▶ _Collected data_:
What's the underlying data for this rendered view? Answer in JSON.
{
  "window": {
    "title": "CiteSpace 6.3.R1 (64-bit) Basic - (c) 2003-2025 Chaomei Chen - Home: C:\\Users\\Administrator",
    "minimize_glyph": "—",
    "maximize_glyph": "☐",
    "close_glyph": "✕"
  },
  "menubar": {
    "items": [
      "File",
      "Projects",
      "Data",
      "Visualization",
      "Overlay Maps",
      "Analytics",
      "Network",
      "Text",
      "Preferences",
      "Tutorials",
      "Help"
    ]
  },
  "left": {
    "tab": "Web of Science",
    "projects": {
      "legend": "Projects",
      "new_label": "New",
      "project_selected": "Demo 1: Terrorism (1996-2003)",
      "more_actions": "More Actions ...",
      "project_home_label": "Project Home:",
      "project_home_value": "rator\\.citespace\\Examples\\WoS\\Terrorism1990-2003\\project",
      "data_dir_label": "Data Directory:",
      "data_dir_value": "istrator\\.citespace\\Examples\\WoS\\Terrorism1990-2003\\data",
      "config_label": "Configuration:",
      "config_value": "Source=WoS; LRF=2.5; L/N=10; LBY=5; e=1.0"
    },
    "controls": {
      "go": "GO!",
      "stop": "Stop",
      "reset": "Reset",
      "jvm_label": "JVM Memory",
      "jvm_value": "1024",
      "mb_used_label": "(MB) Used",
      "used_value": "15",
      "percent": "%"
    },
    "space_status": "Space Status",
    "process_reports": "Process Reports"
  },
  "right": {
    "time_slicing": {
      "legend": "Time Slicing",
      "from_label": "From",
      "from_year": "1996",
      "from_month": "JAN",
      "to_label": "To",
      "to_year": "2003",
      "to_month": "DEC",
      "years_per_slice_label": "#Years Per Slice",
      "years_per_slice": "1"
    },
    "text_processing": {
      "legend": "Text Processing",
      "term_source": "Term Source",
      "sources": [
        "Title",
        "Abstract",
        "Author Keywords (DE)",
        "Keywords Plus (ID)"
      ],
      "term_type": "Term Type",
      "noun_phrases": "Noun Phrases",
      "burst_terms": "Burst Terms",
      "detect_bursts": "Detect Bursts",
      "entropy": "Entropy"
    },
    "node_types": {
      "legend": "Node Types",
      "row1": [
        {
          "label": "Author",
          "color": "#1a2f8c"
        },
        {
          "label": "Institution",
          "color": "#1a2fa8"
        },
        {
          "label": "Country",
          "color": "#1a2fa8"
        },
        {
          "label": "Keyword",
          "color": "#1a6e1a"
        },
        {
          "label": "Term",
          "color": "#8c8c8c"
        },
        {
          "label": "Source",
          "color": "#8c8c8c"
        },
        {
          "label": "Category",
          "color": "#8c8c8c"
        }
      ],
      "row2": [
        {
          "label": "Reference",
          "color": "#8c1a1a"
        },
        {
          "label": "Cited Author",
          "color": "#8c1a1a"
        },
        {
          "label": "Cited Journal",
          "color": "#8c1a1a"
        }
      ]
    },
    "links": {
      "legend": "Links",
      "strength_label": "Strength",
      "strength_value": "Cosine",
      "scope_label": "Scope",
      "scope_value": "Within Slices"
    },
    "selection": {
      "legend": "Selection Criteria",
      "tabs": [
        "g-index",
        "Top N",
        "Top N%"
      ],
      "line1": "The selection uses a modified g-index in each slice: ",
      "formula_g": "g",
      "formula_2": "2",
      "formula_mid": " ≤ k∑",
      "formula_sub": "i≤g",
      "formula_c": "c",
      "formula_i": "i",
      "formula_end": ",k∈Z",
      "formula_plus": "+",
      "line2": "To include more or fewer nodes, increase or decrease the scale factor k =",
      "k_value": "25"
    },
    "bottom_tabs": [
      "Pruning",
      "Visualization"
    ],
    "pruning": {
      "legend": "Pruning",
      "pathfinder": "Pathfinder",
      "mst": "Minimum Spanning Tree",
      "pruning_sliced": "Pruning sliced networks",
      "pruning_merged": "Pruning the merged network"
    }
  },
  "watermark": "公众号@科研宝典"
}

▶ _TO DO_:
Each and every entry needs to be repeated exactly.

▶ _EXERCISE SOLUTION_:
What's the underlying data for this rendered view? Answer in JSON.
{
  "window": {
    "title": "CiteSpace 6.3.R1 (64-bit) Basic - (c) 2003-2025 Chaomei Chen - Home: C:\\Users\\Administrator",
    "minimize_glyph": "—",
    "maximize_glyph": "☐",
    "close_glyph": "✕"
  },
  "menubar": {
    "items": [
      "File",
      "Projects",
      "Data",
      "Visualization",
      "Overlay Maps",
      "Analytics",
      "Network",
      "Text",
      "Preferences",
      "Tutorials",
      "Help"
    ]
  },
  "left": {
    "tab": "Web of Science",
    "projects": {
      "legend": "Projects",
      "new_label": "New",
      "project_selected": "Demo 1: Terrorism (1996-2003)",
      "more_actions": "More Actions ...",
      "project_home_label": "Project Home:",
      "project_home_value": "rator\\.citespace\\Examples\\WoS\\Terrorism1990-2003\\project",
      "data_dir_label": "Data Directory:",
      "data_dir_value": "istrator\\.citespace\\Examples\\WoS\\Terrorism1990-2003\\data",
      "config_label": "Configuration:",
      "config_value": "Source=WoS; LRF=2.5; L/N=10; LBY=5; e=1.0"
    },
    "controls": {
      "go": "GO!",
      "stop": "Stop",
      "reset": "Reset",
      "jvm_label": "JVM Memory",
      "jvm_value": "1024",
      "mb_used_label": "(MB) Used",
      "used_value": "15",
      "percent": "%"
    },
    "space_status": "Space Status",
    "process_reports": "Process Reports"
  },
  "right": {
    "time_slicing": {
      "legend": "Time Slicing",
      "from_label": "From",
      "from_year": "1996",
      "from_month": "JAN",
      "to_label": "To",
      "to_year": "2003",
      "to_month": "DEC",
      "years_per_slice_label": "#Years Per Slice",
      "years_per_slice": "1"
    },
    "text_processing": {
      "legend": "Text Processing",
      "term_source": "Term Source",
      "sources": [
        "Title",
        "Abstract",
        "Author Keywords (DE)",
        "Keywords Plus (ID)"
      ],
      "term_type": "Term Type",
      "noun_phrases": "Noun Phrases",
      "burst_terms": "Burst Terms",
      "detect_bursts": "Detect Bursts",
      "entropy": "Entropy"
    },
    "node_types": {
      "legend": "Node Types",
      "row1": [
        {
          "label": "Author",
          "color": "#1a2f8c"
        },
        {
          "label": "Institution",
          "color": "#1a2fa8"
        },
        {
          "label": "Country",
          "color": "#1a2fa8"
        },
        {
          "label": "Keyword",
          "color": "#1a6e1a"
        },
        {
          "label": "Term",
          "color": "#8c8c8c"
        },
        {
          "label": "Source",
          "color": "#8c8c8c"
        },
        {
          "label": "Category",
          "color": "#8c8c8c"
        }
      ],
      "row2": [
        {
          "label": "Reference",
          "color": "#8c1a1a"
        },
        {
          "label": "Cited Author",
          "color": "#8c1a1a"
        },
        {
          "label": "Cited Journal",
          "color": "#8c1a1a"
        }
      ]
    },
    "links": {
      "legend": "Links",
      "strength_label": "Strength",
      "strength_value": "Cosine",
      "scope_label": "Scope",
      "scope_value": "Within Slices"
    },
    "selection": {
      "legend": "Selection Criteria",
      "tabs": [
        "g-index",
        "Top N",
        "Top N%"
      ],
      "line1": "The selection uses a modified g-index in each slice: ",
      "formula_g": "g",
      "formula_2": "2",
      "formula_mid": " ≤ k∑",
      "formula_sub": "i≤g",
      "formula_c": "c",
      "formula_i": "i",
      "formula_end": ",k∈Z",
      "formula_plus": "+",
      "line2": "To include more or fewer nodes, increase or decrease the scale factor k =",
      "k_value": "25"
    },
    "bottom_tabs": [
      "Pruning",
      "Visualization"
    ],
    "pruning": {
      "legend": "Pruning",
      "pathfinder": "Pathfinder",
      "mst": "Minimum Spanning Tree",
      "pruning_sliced": "Pruning sliced networks",
      "pruning_merged": "Pruning the merged network"
    }
  },
  "watermark": "公众号@科研宝典"
}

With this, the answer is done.